- computing the eigenvalues and eigenvectors of the field
- computing the mean diffusivity and fractional anisotropy
- extracting axis-aligned 2D slices from the 3D field
- visualizing slices with scalar color-coding and vector directional color-coding (similar to Figures 7.5 and 7.7)
- masking the visualized data by a confidence field
- constructing 2D uniform grids with cell-based scalar and vector data attributes (as opposed to the vertex-based attributes demonstrated in Chapter 3.
- saving tensor metrics to third-party file formats (AVS and VTK)

The images above (columns, from left to right) show the mean diffusivity, linear anisotropy, and color-coded direction of the major eigenvector of the DTI dataset provided in the previous code sample. The three image rows show:

- top row: The raw computation of the above metrics. As visible, noise artifacts appear in areas where the DTI measurements are uncertain, such as outside the head.
- middle row: The above metrics, masked by the measurement
*confidence*. This significantly reduces noise. - bottom row: Identical to the middle row, but slices are taken from a different direction.

*Note:* The DTI dataset for this sample is not provided in the ZIP file, since it is the same as the one for the previous sample. As such, download it separately either by downloading the previous sample or directly from the source, and place it in the *DATA* directory of this sample.

## Tensor glyphs

This sample demonstrates the visualization of a 3D DTI field using tensor glyphs. The sample

- uses the previous
*tensor metrics*sample code to compute the eigenanalysis of a tensor field - computes a set of dense seed points in locations of high anisotropy and confidence of the tensor field
- for each seed point, creates a 3D ellipsoid whose half-axes are oriented along the tensor's eigenvectors and

scaled with the tensor's respective eigenvalues

- draws the tensor glyphs at the sample points, color-coded by the major eigenvector direction

Additionally, a half-transparent isosurface of the tensor confidence field is displayed around the tensor glyphs to offer additional orientation cues.

*Note:* The DTI dataset for this sample is not provided in the ZIP file, since it is the same as the one for the previous sample.

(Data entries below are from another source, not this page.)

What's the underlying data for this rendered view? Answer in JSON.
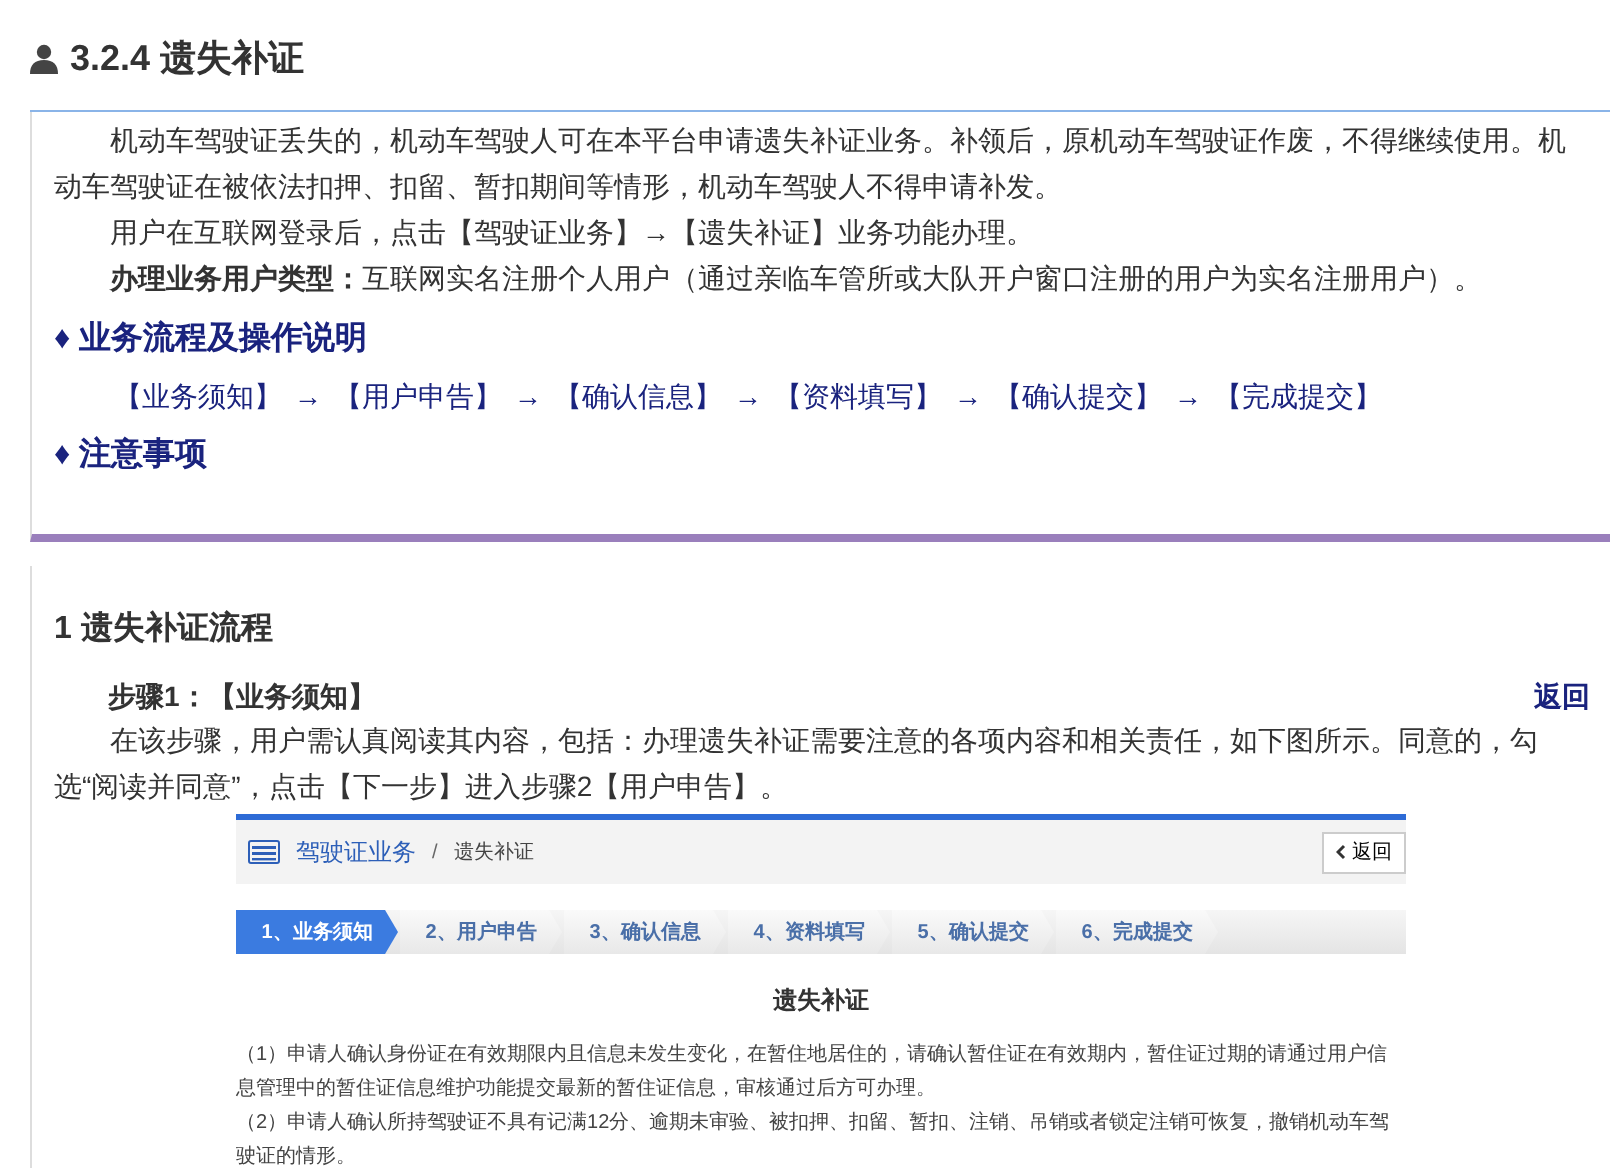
{
  "heading": {
    "title": "3.2.4 遗失补证"
  },
  "intro": [
    "机动车驾驶证丢失的，机动车驾驶人可在本平台申请遗失补证业务。补领后，原机动车驾驶证作废，不得继续使用。机动车驾驶证在被依法扣押、扣留、暂扣期间等情形，机动车驾驶人不得申请补发。",
    "用户在互联网登录后，点击【驾驶证业务】→【遗失补证】业务功能办理。",
    "**办理业务用户类型：**互联网实名注册个人用户（通过亲临车管所或大队开户窗口注册的用户为实名注册用户）。"
  ],
  "subsections": [
    {
      "bullet": "♦",
      "title": "业务流程及操作说明",
      "flow": [
        "【业务须知】",
        "【用户申告】",
        "【确认信息】",
        "【资料填写】",
        "【确认提交】",
        "【完成提交】"
      ],
      "flow_arrow": "→"
    },
    {
      "bullet": "♦",
      "title": "注意事项"
    }
  ],
  "section": {
    "title": "1 遗失补证流程",
    "step_title": "步骤1：【业务须知】",
    "back_link": "返回",
    "text": "在该步骤，用户需认真阅读其内容，包括：办理遗失补证需要注意的各项内容和相关责任，如下图所示。同意的，勾选“阅读并同意”，点击【下一步】进入步骤2【用户申告】。"
  },
  "screenshot": {
    "breadcrumb": {
      "module": "驾驶证业务",
      "separator": "/",
      "page": "遗失补证"
    },
    "back_button": "返回",
    "steps": [
      {
        "label": "1、业务须知",
        "selected": true
      },
      {
        "label": "2、用户申告",
        "selected": false
      },
      {
        "label": "3、确认信息",
        "selected": false
      },
      {
        "label": "4、资料填写",
        "selected": false
      },
      {
        "label": "5、确认提交",
        "selected": false
      },
      {
        "label": "6、完成提交",
        "selected": false
      }
    ],
    "title": "遗失补证",
    "items": [
      "（1）申请人确认身份证在有效期限内且信息未发生变化，在暂住地居住的，请确认暂住证在有效期内，暂住证过期的请通过用户信息管理中的暂住证信息维护功能提交最新的暂住证信息，审核通过后方可办理。",
      "（2）申请人确认所持驾驶证不具有记满12分、逾期未审验、被扣押、扣留、暂扣、注销、吊销或者锁定注销可恢复，撤销机动车驾驶证的情形。"
    ]
  }
}
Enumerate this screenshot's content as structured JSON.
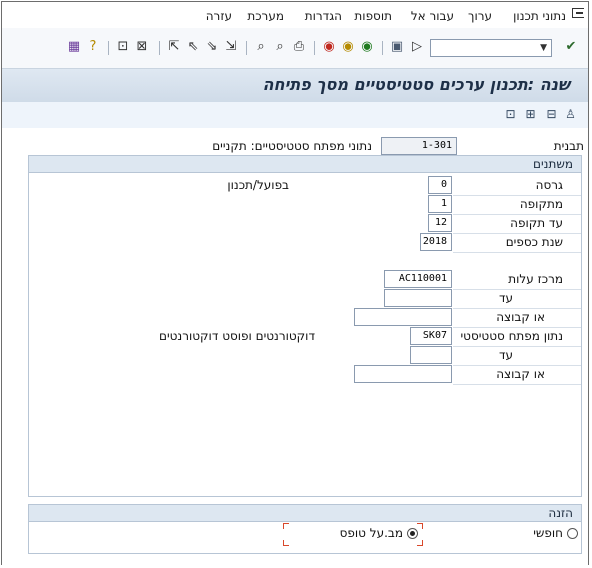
{
  "menu": {
    "items": [
      "נתוני תכנון",
      "ערוך",
      "עבור אל",
      "תוספות",
      "הגדרות",
      "מערכת",
      "עזרה"
    ]
  },
  "toolbar": {
    "command_value": "",
    "icons": [
      "save-icon",
      "back-icon",
      "exit-icon",
      "cancel-icon",
      "print-icon",
      "find-icon",
      "find-next-icon",
      "first-page-icon",
      "prev-page-icon",
      "next-page-icon",
      "last-page-icon",
      "new-session-icon",
      "shortcut-icon",
      "help-icon",
      "layout-icon"
    ]
  },
  "title": "שנה :תכנון ערכים סטטיסטיים מסך פתיחה",
  "header": {
    "template_label": "תבנית",
    "template_value": "1-301",
    "template_desc": "נתוני מפתח סטטיסטיים: תקניים"
  },
  "variables": {
    "title": "משתנים",
    "version_label": "גרסה",
    "version_value": "0",
    "version_desc": "בפועל/תכנון",
    "period_label": "מתקופה",
    "period_value": "1",
    "to_period_label": "עד תקופה",
    "to_period_value": "12",
    "fiscal_year_label": "שנת כספים",
    "fiscal_year_value": "2018",
    "cost_center_label": "מרכז עלות",
    "cost_center_value": "AC110001",
    "to_label_1": "עד",
    "group_label_1": "או קבוצה",
    "stat_key_label": "נתון מפתח סטטיסטי",
    "stat_key_value": "SK07",
    "stat_key_desc": "דוקטורנטים ופוסט דוקטורנטים",
    "to_label_2": "עד",
    "group_label_2": "או קבוצה"
  },
  "entry": {
    "title": "הזנה",
    "free_label": "חופשי",
    "form_label": "מב.על טופס",
    "selected": "form"
  }
}
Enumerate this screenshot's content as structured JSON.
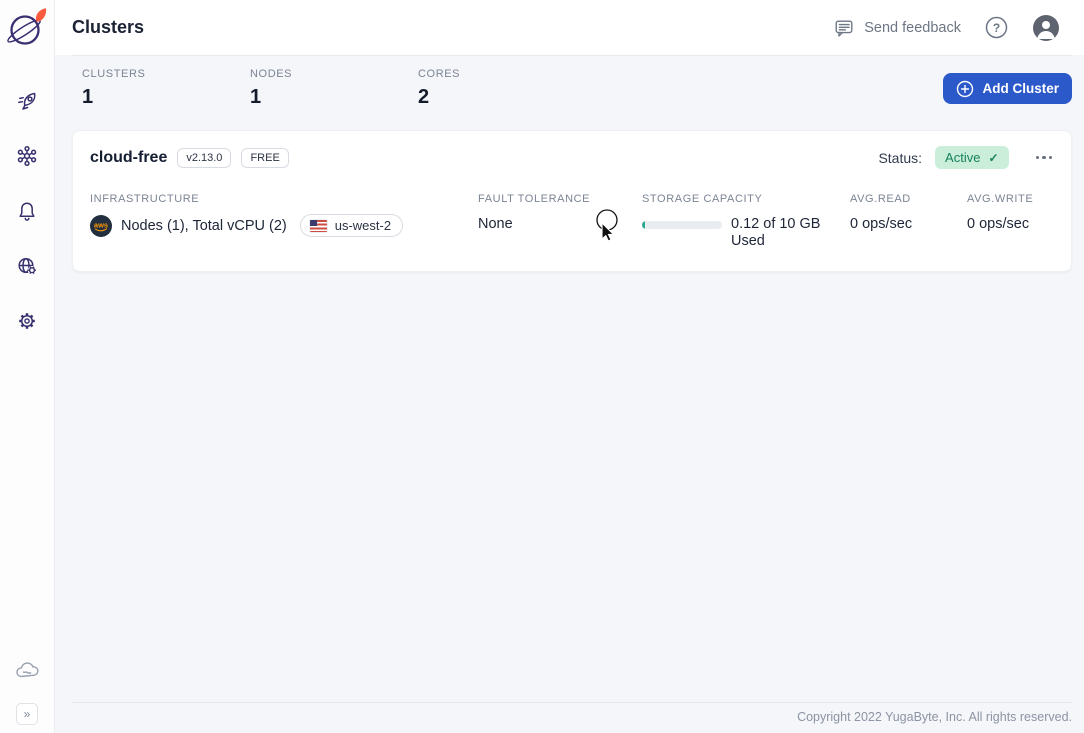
{
  "colors": {
    "accent_blue": "#2b59c9",
    "brand_navy": "#36306e",
    "status_green_bg": "#cbeeda",
    "status_green_text": "#15815c",
    "progress_fill": "#2fa890",
    "background": "#f4f6f9"
  },
  "header": {
    "title": "Clusters",
    "send_feedback_label": "Send feedback"
  },
  "sidebar": {
    "icons": [
      "rocket-icon",
      "cluster-network-icon",
      "bell-icon",
      "globe-admin-icon",
      "gear-icon",
      "cloud-icon",
      "expand-sidebar-icon"
    ],
    "expand_glyph": "»"
  },
  "stats": {
    "items": [
      {
        "label": "CLUSTERS",
        "value": "1"
      },
      {
        "label": "NODES",
        "value": "1"
      },
      {
        "label": "CORES",
        "value": "2"
      }
    ],
    "add_cluster_label": "Add Cluster"
  },
  "cluster_card": {
    "name": "cloud-free",
    "version_badge": "v2.13.0",
    "plan_badge": "FREE",
    "status_label": "Status:",
    "status_value": "Active",
    "status_check": "✓",
    "infrastructure": {
      "label": "INFRASTRUCTURE",
      "provider": "aws",
      "summary": "Nodes (1), Total vCPU (2)",
      "region": "us-west-2"
    },
    "fault_tolerance": {
      "label": "FAULT TOLERANCE",
      "value": "None"
    },
    "storage": {
      "label": "STORAGE CAPACITY",
      "usage_text": "0.12 of 10 GB Used",
      "percent_used": 1.2
    },
    "avg_read": {
      "label": "AVG.READ",
      "value": "0 ops/sec"
    },
    "avg_write": {
      "label": "AVG.WRITE",
      "value": "0 ops/sec"
    }
  },
  "footer": {
    "copyright": "Copyright 2022 YugaByte, Inc. All rights reserved."
  }
}
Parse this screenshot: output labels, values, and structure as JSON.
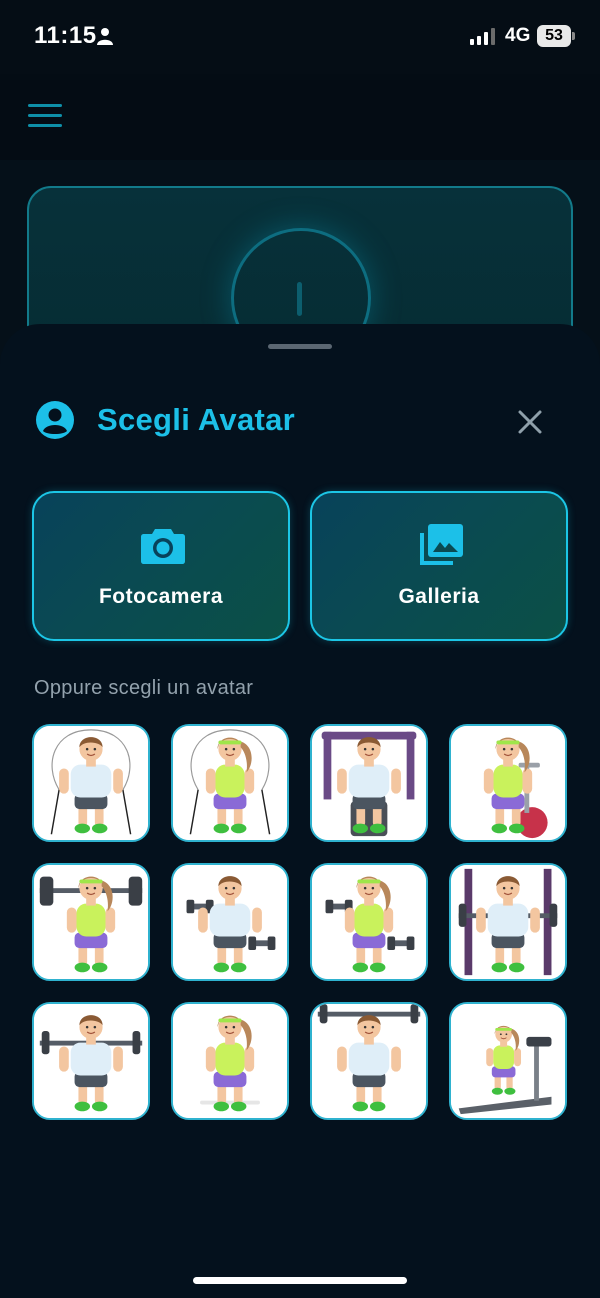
{
  "status_bar": {
    "time": "11:15",
    "network": "4G",
    "battery": "53"
  },
  "sheet": {
    "title": "Scegli Avatar",
    "actions": [
      {
        "label": "Fotocamera",
        "icon": "camera-icon"
      },
      {
        "label": "Galleria",
        "icon": "gallery-icon"
      }
    ],
    "subtitle": "Oppure scegli un avatar",
    "avatars": [
      {
        "name": "avatar-jump-rope-man",
        "gender": "m",
        "scene": "rope"
      },
      {
        "name": "avatar-jump-rope-woman",
        "gender": "f",
        "scene": "rope"
      },
      {
        "name": "avatar-shoulder-press-machine-man",
        "gender": "m",
        "scene": "machine"
      },
      {
        "name": "avatar-exercise-bike-woman",
        "gender": "f",
        "scene": "bike"
      },
      {
        "name": "avatar-barbell-squat-woman",
        "gender": "f",
        "scene": "barbell-shoulder"
      },
      {
        "name": "avatar-dumbbell-man",
        "gender": "m",
        "scene": "dumbbell"
      },
      {
        "name": "avatar-dumbbell-woman",
        "gender": "f",
        "scene": "dumbbell"
      },
      {
        "name": "avatar-squat-rack-man",
        "gender": "m",
        "scene": "rack"
      },
      {
        "name": "avatar-barbell-curl-man",
        "gender": "m",
        "scene": "barbell-chest"
      },
      {
        "name": "avatar-lunge-woman",
        "gender": "f",
        "scene": "lunge"
      },
      {
        "name": "avatar-overhead-press-man",
        "gender": "m",
        "scene": "overhead"
      },
      {
        "name": "avatar-treadmill-woman",
        "gender": "f",
        "scene": "treadmill"
      }
    ]
  },
  "colors": {
    "accent": "#1cc0e8",
    "background": "#04111d",
    "button_border": "#1cc6e6"
  }
}
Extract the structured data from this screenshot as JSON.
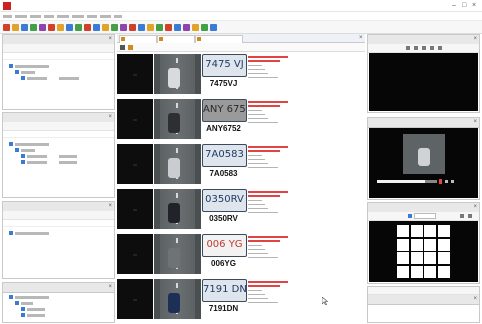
{
  "recognitions": [
    {
      "plate_crop": "7475 VJ",
      "plate": "7475VJ",
      "crop_bg": "#dfe5ec",
      "crop_color": "#1f3b66"
    },
    {
      "plate_crop": "ANY 6752",
      "plate": "ANY6752",
      "crop_bg": "#9a9a9a",
      "crop_color": "#2a2a2a"
    },
    {
      "plate_crop": "7A0583",
      "plate": "7A0583",
      "crop_bg": "#dfe5ec",
      "crop_color": "#1f3b66"
    },
    {
      "plate_crop": "0350RV",
      "plate": "0350RV",
      "crop_bg": "#dfe5ec",
      "crop_color": "#1f3b66"
    },
    {
      "plate_crop": "006 YG",
      "plate": "006YG",
      "crop_bg": "#f2f2f2",
      "crop_color": "#c0392b"
    },
    {
      "plate_crop": "7191 DN",
      "plate": "7191DN",
      "crop_bg": "#dfe5ec",
      "crop_color": "#1f3b66"
    }
  ],
  "colors": {
    "accent": "#3a7bd5",
    "alert": "#e04444",
    "menu_icon": "#cc2222"
  },
  "icons": {
    "app": "lpr-app-icon",
    "close": "close-icon",
    "cursor": "mouse-pointer-icon"
  }
}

As such, download it separately either by downloading the previous sample or directly from the source, and place it in the *DATA* directory of this sample.

## Tensor streamlines

This sample demonstrates the visualization of a 3D DTI field using streamlines of its major eigenvector field. The sample

- uses the previous
*tensor metrics*sample code to compute the eigenanalysis of a tensor field - extends the
*streamlines*sample from Chapter6 to trace streamlines in a 3D vector field represented as a*Volume*. This also demonstrates how to perform cell-to-vertex data conversion on a 3D uniform grid, and how to perform trilinear interpolation on such a grid - color-codes streamlines using the directional-coding presented in the
*tensor metrics*sample above

Streamlines are seeded in regions of high confidence and anisotropy, to maximize their relevance. Additionally, a half-transparent isosurface of the tensor confidence field is displayed around the streamlines to offer additional orientation cues.

*Note:* The DTI dataset for this sample is not provided in the ZIP file, since it is the same as the one for the previous sample. As such, download it separately either by downloading the previous sample or directly from the source, and place it in the *DATA* directory of this sample.

## Tensor processing toolkit

For those interested in experimenting with a wider range of more complex methods for tensor field processing and visualization, Teem is a good solution. Teem is an open-source framework (libraries and command-line tools) that offers methods for the

- generation of simple sample 2D and 3D tensor fields
- basic processing of nD raster data (e.g. clipping, resampling, interpolation, filtering)
- tensor visualization with glyphs and volume rendering

Teem can form the basis of a multitude of small-to-medium size student projects spanning tensor visualization, image processing, and volume visualization. Using Teem requires being handy with Unix/Linux command-line tools, shell scripts. Understanding Teem requires a fair knowledge of programming in C.

Teem is freely downloadable (external link).